The Pros: Even comfort, a healthier environment, no contaminant buildup in ducts, ultraquiet, great zone control for more precise room load matching.
The Cons: It doesn’t work well on carpeted floors, requiring a major floor renovation in most existing homes. Of course, by eliminating carpeting, homeowners would enjoy the health-related benefits of better IAQ. Infloor radiant systems are harder to set back as the heat must overcome the thermal mass of the floor itself. It can also take objects longer to warm up, unless in line of sight of the radiant floor. Other options for those who want the benefits of radiant without floor installation include radiant wall or ceiling panels, or baseboard systems.

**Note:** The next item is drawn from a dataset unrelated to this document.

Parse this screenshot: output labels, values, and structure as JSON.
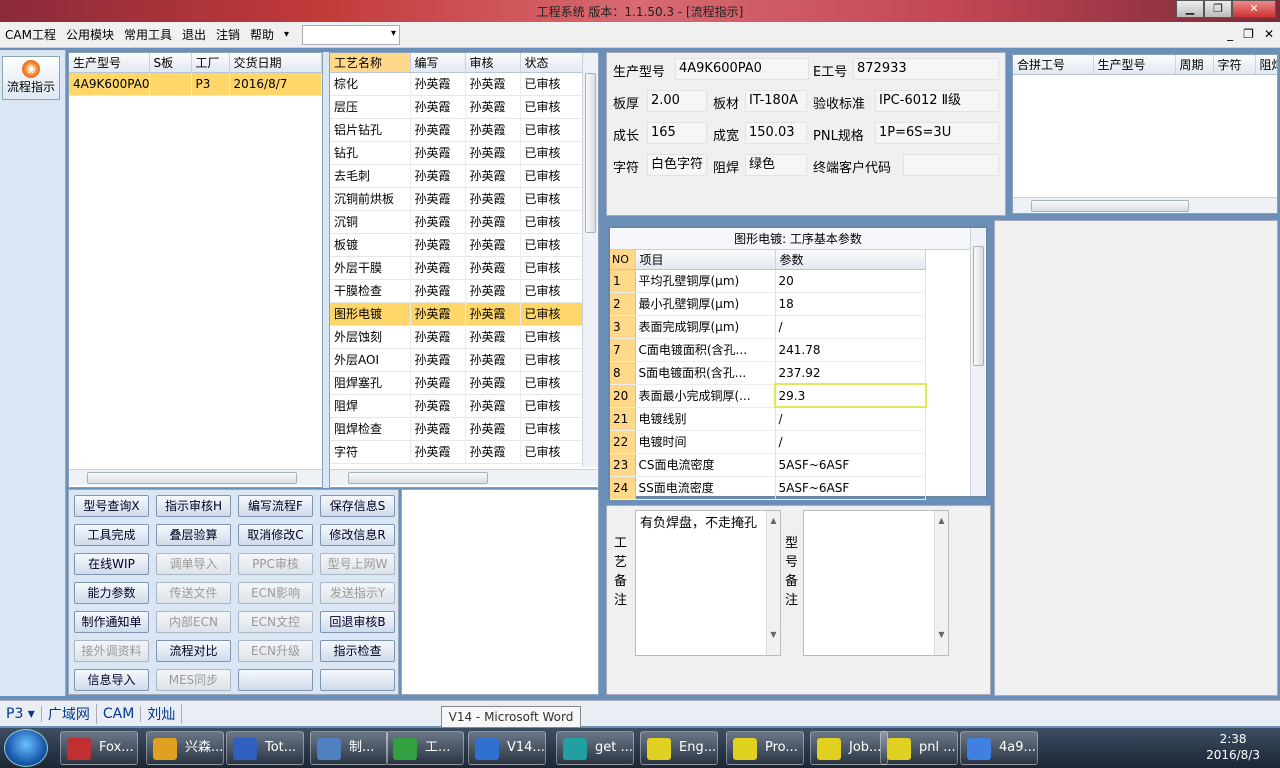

Homes and small commercial buildings don’t need thousands of CFM of ventilation. According to ASHRAE standards, we only need a fraction of the typical air moving through traditional duct systems (typically 60-150 CFM). Imagine a 2-in. piping network, similar to a central vac system, that brings in filtered air using a relatively small, efficient, and quiet fan. It could also exhaust stale air from the home using a sealed two-pipe system, perhaps made of PVC, with small variable speed fans that can dial in the exact amount of ventilation and exhaust air needed, slightly pressurizing the envelope for optimum safety and IAQ.
While fairly simple to install in new construction, this type of installation would be tougher in existing homes —but not impossible. Think about what is currently running throughout most existing homes: ductwork. What you have is a network of chases running throughout the home. What if we ran hydronic piping, control wiring, refrigerant lines, and even ventilation piping through these ducts?
Would there be challenges? Of course. But I think it wouldn’t take entrepreneurial inventors and manufacturers long to come up with ways to adapt existing duct systems to act as conduits for the new systems. In the future? Maybe. But if you think about it, everything mentioned here exists right now. It’s just a matter of figuring out how to put the pieces together to make it a reality.
Dominick Guarino is CEO of National Comfort Institute (NCI), (www.nationalcomfortinstitute. com), the nation’s premier Performance-Based training, certification, and membership organization, focused on helping contractors grow and become more profitable. His email is [email protected]. For more info on Performance-Based Contracting, go to WhyPBC.com or call NCI at 800/633-7058.